Don’t get me wrong, my husband definitely does some of these things too. Think of a Venn Diagram of “things we do ‘round here.” He has a list, I have a list, and there are places where we do the same things ‘round here. I listed these things to illustrate, what I do takes up a lot of mental space. “Quitting,” as I affectionately call it, is one step of the pendulum swinging in another, more balanced direction. Delegation and automation will also be methods of finding balance.
Since I’m privy to the fact that creating imbalance is my proclivity, I need to be mindful of that not happening in the next stage of my life — no matter what it is. Balance. Balance. Balance. If there’s anything I’ve learned from my time here at “Stay At Home Life, Incorporated” is that I need to create balance for myself.

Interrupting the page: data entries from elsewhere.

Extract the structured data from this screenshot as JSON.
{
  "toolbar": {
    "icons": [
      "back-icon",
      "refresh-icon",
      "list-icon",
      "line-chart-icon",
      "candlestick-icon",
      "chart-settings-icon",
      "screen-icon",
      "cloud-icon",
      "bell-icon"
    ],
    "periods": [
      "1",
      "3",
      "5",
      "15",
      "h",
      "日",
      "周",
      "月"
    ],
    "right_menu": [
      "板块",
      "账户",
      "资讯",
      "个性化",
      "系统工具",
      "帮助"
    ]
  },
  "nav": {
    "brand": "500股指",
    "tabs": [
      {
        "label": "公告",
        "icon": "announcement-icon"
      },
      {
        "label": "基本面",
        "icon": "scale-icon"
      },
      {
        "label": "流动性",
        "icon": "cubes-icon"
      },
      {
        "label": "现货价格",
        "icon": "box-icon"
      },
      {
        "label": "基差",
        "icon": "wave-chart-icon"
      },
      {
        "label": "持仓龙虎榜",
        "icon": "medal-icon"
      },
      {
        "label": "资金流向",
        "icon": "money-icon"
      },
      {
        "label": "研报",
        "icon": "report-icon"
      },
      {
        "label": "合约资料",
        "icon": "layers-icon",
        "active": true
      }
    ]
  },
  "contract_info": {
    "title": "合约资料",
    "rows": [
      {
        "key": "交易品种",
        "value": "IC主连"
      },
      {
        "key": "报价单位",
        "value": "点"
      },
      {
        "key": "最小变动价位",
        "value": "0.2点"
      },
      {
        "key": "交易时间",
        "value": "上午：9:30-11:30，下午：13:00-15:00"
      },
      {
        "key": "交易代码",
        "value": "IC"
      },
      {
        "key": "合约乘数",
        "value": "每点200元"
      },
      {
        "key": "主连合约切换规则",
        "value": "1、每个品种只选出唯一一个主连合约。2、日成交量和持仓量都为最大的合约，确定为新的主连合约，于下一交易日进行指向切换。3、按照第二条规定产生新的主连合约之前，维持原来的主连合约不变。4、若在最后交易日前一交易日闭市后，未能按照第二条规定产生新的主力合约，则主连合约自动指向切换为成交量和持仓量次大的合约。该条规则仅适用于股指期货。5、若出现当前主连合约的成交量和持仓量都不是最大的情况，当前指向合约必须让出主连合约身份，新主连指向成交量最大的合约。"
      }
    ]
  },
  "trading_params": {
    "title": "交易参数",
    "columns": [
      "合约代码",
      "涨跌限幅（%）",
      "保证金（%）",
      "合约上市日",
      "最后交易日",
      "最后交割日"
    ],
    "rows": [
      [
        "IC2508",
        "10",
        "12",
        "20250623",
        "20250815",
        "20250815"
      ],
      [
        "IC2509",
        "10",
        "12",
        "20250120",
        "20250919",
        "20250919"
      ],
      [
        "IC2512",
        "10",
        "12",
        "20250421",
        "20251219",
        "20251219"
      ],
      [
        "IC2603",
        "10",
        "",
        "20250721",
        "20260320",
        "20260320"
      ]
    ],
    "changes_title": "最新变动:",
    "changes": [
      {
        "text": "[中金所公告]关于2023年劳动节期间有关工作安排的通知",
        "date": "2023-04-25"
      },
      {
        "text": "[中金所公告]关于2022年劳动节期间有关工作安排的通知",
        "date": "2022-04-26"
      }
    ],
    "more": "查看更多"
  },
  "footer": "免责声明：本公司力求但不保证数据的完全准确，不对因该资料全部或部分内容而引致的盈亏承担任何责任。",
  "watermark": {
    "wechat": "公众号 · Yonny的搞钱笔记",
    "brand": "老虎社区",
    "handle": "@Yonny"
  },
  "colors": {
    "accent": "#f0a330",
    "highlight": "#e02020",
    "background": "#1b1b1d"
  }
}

Just because I can do it all doesn’t mean I should or have to do it all.
So here I am. I dreamt, I did it and now want something different. I’ve made peace with my decision to stop breastfeeding (gasps across the internet). It’s fine, she’ll live. I’ve made peace with my decision to not be at home with my children. It’s best for the whole family. I need to be my best self in order to be the best anything else for anyone else (mother, wife, sister, friend, etc). The airlines always tell us to put on our air masks first then assist someone else- including children. This is what I’m doing. I’m putting my air mask on first. Emphasis on “air”…it’s light, it flows, it’s breath, it’s life-giving and life-sustaining, it’s active. I’m getting my life! Ok?!

Being a stay-at-home mom was a great idea and I’m glad that I tried it. But now, I’m crystal clear that it’s time for me to move on and try a new thing on my bucket list. Will I ever return to this life? I can’t definitively say yes or no, honestly. I just know that it’s not for me at this time. Whatever is next, I’ll create that. I’m currently looking for work but I’m also courting another business idea that’s been swirling around for awhile now. Will I be a working mom or a mompreneur? I’ve never lived as either one, but I’m excited to create her. Onward and Upward! I’m not quitting being a mother, I’m simply choosing another version of motherhood.
Last but not least, I’d be remiss if I didn’t say how grateful I am for the opportunity and support to be home with our children. It has been like nothing I’ve ever experienced and I have such a greater respect and appreciation for my husband who has been the sole breadwinner…in 21st century Brooklyn, New York. That is not a small feat and he has done so without complaint. So major shout out to my husband because I couldn’t fathom a better partner in this journey.
‘Til next time friends…